The premise of the new study is the tip-of-the-iceberg idea that what we know consciously about ourselves is fairly limited, with much of our self-knowledge lying beyond conscious access. The researchers wondered whether people would be able to form a truer picture of themselves when presented with a video of their own body language.
In an initial study, Wilhelm Hofmann and colleagues first had dozens of undergrad students rate how much of an extrovert they are, using both explicit and implicit measures. The explicit measure simply required the students to say whether they agreed that they were talkative, shy and so on. The implicit measure used was the Implicit Association Test, and was intended to tap into subconscious self-knowledge. Briefly, this test reveals how much people associate ideas in their mind (such as 'self' and 'shy'), by seeing whether they are quicker or slower to respond when two ideas are allocated the same response key on a keyboard.
Next, the participants recorded a one minute television commercial for a beauty product (they'd been told the study was about personality and advertising). The participants then watched back the video of themselves, having been given guidance on non-verbal cues that can reveal how extraverted or introverted a person is. Based on their observation of the video, they were then asked to rate their own personality again, using the explicit measure.
The key question was whether seeing their non-verbal behaviour on video would allow the participants to rate their personality in a way that was consistent with their earlier scores on the implicit test.

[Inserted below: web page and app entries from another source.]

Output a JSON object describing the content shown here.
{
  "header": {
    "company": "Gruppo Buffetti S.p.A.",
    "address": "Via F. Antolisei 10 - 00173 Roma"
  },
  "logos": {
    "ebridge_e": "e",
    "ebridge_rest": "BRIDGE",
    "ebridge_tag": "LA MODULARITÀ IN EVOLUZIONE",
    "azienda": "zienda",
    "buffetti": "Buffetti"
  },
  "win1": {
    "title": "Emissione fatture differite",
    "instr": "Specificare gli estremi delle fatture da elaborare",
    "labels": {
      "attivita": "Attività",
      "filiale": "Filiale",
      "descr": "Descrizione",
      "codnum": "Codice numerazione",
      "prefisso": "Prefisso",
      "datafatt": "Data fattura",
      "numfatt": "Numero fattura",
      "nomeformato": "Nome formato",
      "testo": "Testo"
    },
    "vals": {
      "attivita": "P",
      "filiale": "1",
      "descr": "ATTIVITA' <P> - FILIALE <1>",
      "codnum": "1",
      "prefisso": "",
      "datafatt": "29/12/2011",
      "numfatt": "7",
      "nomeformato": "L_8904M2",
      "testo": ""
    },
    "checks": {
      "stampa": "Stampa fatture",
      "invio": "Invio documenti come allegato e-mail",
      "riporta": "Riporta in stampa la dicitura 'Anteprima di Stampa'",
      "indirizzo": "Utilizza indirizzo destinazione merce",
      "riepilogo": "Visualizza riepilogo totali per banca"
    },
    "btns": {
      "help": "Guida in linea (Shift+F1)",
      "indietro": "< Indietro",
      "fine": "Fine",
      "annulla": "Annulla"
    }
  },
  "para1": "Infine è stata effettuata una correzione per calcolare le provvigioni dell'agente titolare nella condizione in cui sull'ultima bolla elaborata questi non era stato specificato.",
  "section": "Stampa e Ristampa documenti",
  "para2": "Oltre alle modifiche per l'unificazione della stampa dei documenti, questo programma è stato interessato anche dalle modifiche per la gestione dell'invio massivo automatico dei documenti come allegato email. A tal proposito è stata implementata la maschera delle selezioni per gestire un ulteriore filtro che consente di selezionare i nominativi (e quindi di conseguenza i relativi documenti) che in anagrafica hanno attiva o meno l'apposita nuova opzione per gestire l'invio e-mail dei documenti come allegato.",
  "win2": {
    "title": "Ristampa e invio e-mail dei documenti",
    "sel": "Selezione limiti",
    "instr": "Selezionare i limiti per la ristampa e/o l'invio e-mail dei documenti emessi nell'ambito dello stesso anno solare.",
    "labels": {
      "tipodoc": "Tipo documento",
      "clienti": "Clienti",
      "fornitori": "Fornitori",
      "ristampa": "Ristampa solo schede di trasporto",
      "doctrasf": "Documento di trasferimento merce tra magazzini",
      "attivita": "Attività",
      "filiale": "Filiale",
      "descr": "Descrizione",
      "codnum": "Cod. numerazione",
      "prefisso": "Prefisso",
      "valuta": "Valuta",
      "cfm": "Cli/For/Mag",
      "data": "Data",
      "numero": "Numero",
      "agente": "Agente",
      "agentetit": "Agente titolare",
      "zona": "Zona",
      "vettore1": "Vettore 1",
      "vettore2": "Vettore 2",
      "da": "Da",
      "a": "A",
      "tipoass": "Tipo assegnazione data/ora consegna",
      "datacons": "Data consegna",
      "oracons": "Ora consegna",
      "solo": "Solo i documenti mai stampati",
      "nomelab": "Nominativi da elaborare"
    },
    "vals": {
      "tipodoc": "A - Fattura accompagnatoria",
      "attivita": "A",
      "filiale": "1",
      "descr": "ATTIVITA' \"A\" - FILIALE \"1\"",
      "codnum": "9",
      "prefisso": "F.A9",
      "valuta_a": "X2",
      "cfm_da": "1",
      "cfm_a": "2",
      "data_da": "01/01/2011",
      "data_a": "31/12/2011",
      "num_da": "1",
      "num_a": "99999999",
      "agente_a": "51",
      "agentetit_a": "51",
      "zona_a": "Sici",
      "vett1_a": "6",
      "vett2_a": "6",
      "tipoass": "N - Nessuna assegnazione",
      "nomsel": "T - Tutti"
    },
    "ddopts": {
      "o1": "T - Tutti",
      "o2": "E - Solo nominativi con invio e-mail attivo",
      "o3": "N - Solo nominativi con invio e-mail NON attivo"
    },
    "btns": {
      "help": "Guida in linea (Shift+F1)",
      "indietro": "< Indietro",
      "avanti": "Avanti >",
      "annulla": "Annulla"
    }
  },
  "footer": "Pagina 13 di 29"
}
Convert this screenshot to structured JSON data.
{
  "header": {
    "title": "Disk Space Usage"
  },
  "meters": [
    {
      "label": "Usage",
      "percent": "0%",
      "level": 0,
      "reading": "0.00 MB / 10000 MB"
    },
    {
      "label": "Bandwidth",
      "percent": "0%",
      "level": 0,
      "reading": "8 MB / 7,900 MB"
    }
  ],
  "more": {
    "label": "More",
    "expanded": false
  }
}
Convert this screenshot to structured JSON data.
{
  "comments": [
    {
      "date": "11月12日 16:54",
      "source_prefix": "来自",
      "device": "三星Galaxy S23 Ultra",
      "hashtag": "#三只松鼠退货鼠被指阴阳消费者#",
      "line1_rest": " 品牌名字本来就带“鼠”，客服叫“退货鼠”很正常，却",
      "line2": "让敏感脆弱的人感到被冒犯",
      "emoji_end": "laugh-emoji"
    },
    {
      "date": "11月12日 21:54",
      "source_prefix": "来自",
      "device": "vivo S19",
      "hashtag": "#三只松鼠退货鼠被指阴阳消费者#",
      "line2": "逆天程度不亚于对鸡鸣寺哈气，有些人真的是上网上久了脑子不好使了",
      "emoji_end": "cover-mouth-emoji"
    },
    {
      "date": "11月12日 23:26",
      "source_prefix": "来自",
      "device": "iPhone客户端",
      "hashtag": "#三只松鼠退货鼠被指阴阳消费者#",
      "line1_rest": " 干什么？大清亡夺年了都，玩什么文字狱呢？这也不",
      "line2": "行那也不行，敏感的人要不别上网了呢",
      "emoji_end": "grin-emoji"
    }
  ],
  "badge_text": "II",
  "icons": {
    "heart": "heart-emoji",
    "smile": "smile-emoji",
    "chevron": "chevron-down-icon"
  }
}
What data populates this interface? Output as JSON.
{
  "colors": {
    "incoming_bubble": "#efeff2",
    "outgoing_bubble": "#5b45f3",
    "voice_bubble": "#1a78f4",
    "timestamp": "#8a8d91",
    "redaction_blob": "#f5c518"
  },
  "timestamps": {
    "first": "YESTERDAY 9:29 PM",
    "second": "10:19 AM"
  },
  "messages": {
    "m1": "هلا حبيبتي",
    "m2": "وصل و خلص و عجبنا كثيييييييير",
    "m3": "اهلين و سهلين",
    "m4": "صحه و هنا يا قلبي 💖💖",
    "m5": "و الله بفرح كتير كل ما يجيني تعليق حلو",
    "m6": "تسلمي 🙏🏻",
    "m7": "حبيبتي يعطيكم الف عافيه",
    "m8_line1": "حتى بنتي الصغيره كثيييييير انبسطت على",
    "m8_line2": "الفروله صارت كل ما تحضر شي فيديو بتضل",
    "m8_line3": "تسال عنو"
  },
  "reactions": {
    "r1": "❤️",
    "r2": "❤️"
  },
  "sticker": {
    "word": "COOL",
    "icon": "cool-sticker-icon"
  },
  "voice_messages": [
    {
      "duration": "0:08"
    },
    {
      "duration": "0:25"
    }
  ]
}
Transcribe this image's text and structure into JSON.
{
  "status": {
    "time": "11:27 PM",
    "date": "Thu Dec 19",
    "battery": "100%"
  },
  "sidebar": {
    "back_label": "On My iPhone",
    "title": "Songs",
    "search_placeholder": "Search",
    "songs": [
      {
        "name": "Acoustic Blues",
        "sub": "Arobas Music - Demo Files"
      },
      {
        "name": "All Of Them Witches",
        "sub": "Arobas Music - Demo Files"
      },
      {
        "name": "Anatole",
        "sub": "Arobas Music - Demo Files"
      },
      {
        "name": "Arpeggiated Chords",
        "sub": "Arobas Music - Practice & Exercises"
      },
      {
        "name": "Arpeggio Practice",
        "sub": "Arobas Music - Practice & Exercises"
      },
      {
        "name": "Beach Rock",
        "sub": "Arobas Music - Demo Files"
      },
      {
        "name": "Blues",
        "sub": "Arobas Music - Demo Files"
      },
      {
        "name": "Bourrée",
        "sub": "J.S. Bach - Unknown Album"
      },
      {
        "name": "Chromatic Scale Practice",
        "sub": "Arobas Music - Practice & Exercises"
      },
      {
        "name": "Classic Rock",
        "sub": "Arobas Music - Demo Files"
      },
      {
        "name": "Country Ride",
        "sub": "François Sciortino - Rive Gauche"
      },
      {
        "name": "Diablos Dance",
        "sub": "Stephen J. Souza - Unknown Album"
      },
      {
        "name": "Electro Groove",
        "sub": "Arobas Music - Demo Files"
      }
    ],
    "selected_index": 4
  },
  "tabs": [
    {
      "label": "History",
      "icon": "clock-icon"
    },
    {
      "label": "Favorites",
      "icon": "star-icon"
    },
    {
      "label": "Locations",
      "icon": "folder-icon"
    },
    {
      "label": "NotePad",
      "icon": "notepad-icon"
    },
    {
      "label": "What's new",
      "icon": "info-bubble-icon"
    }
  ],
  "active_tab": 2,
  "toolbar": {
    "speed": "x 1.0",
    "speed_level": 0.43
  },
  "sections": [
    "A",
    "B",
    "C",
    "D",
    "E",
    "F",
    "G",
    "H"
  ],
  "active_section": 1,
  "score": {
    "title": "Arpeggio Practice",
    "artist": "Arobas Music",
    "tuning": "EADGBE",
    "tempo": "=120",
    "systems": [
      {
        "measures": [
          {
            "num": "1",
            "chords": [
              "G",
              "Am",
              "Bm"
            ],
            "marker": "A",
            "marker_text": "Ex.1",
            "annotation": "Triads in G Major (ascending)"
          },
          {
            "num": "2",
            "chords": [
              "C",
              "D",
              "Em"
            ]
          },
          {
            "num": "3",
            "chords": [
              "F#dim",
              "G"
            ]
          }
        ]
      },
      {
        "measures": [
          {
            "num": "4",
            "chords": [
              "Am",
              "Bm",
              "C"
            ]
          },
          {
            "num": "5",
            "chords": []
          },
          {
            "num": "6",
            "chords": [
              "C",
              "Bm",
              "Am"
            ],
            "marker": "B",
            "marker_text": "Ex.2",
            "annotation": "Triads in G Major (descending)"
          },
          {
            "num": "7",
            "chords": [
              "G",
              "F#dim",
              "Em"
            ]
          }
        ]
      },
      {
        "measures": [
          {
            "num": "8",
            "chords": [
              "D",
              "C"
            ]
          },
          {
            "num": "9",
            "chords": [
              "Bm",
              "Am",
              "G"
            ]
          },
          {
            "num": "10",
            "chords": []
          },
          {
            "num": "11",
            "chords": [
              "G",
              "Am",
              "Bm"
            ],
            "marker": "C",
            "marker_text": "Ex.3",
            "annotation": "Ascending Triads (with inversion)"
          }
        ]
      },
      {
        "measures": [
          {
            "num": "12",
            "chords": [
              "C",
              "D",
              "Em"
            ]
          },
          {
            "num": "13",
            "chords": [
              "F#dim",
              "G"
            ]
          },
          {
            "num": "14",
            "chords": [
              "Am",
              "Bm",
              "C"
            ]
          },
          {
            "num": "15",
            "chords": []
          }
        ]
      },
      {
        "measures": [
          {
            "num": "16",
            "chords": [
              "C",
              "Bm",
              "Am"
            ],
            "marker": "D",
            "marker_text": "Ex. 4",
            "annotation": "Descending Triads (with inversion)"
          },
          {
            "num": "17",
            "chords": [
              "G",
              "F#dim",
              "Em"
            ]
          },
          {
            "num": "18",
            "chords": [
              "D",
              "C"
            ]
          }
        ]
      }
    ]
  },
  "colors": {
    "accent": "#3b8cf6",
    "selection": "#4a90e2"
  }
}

Long story short - they weren't able to. The participants' extraversion scores on the implicit test showed no association with their subsequent explicit ratings of themselves, and there was no evidence either that they'd used their non-verbal behaviours (such as amount of eye contact with the camera) to inform their self-ratings.
In striking contrast, outside observers who watched the videos made ratings of the participants' personalities that did correlate with those same participants' implicit personality scores, and it was clear that it was the participants' non-verbal behaviours that mediated this correlation (that is, the observers had used the participants' non-verbal behaviours to inform their judgements about the participants' personalities).
Two further experiments showed that this general pattern of findings held even when participants were given a financial incentive to rate their own personality accurately, as if from an outside observer's perspective, and also when the task involved anxiety personality ratings following the delivery of a short speech.
What was going on? Why can't we use a video of ourselves to improve the accuracy of our self-perception? One answer could lie in cognitive dissonance - the need for us to hold consistent beliefs about ourselves. People may well be extremely reluctant to revise their self-perceptions, even in the face of powerful objective evidence. A detail in the final experiment supports this idea. Participants seemed able to use the videos to inform their ratings of their "state" anxiety (their anxiety "in the moment") even while leaving their scores for their "trait" anxiety unchanged.
"When applied to the question of how people may gain knowledge about their unconscious self, the present set of studies demonstrates that self-perceivers do not appear to pay as much attention to and make as much use of available behavioural information as neutral observers," the researchers said.
Hofmann, W., Gschwendner, T., & Schmitt, M. (2009). The road to the unconscious self not taken: Discrepancies between self- and observer-inferences about implicit dispositions from nonverbal behavioural cues. European Journal of Personality, 23 (4), 343-366 DOI: 10.1002/per.722
Post written by Christian Jarrett (@psych_writer) for the BPS Research Digest.